Direct-to-consumer – or DTC – brands, e-commerce companies that build, market, sell, and ship their products themselves, in lieu of any middlemen, are busy “transforming how people shop,” per CB Insights, and in the process, these brands – which range from unicorns like shaving startup Harry’s, millennial cosmetics co. Glossier, and mattress-maker Casper to fashion companies like Allbirds, Everlane, Warby Parker, Away, Cuyana, and Mejuri – “are radically changing consumer preferences and expectations,” per CB Insights. This includes how they design and package products (Brandless, anyone?) to how they launch products and how they market themselves.

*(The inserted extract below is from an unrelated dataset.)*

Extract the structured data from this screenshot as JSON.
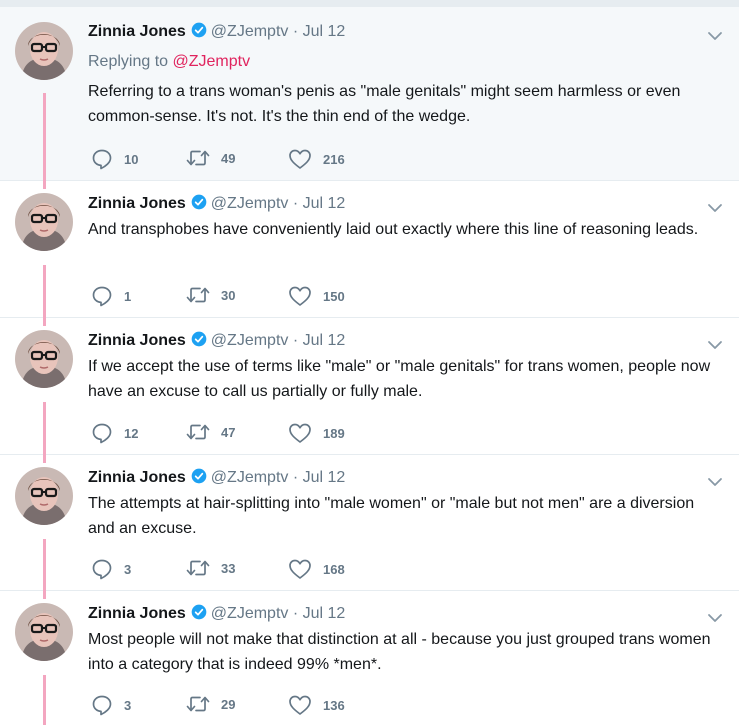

The latter element – marketing and the relative investment in it – is proving to be one of the core differences between traditional retailers and direct-to-consumer brands. According to a new report from CommerceNext, DTC brands are upping their marketing budgets significantly, and outpacing traditional brick-and-mortar retailers. So far this year, 78 percent of the DTC companies that the Brooklyn-based digital marketing and ecommerce industry entity surveyed in conjunction with Oracle revealed that their marketing budgets had increased. That is compared to the 60 percent of traditional retailers that reported a boost.
DTC brands are also beating traditional retailers when it comes to personalization marketing, or marketing that sees companies deliver individualized content to recipients through data collection, analysis, and the use of automation technology. While a 2018 Evergage, Inc. survey found that a whopping 98 percent of marketers agree that personalization helps advance customer relationships, traditional retailers are lagging. CommerceNext reveals that “heading into the 2019 holiday retail season, 67 percent of digital-first DTC brands surveyed have increased personalization budgets, compared to 58 percent of [traditional retail] brands.”
Beyond DTC budgets for marketing growing at a quicker rate, the marketing priorities of DTC brands are veering away from those of traditional retailers. DTC brands “are investing more heavily in solutions that are helping them acquire new customers and retain the ones they have—such as AI for personalization and chatbots, customer data platforms, and programmatic television advertising—especially when compared to their brick-and-mortar counterparts,” says Scott Silverman, co-founder of CommerceNext.
According to Veronika Sonsev, another CommerceNext co-founder, “Unencumbered by legacy technology, DTC brands are reporting heavier investment in modern marketing solutions that help them respond more quickly to trends, acquire new customers across multiple channels and build loyalty.”
“If they can overcome some of their early-stage growth challenges of profitability,” she says, namely, “achieving profitability at scale,” a barrier that is listed far less frequently by traditional retailers, “they will continue to take market share.”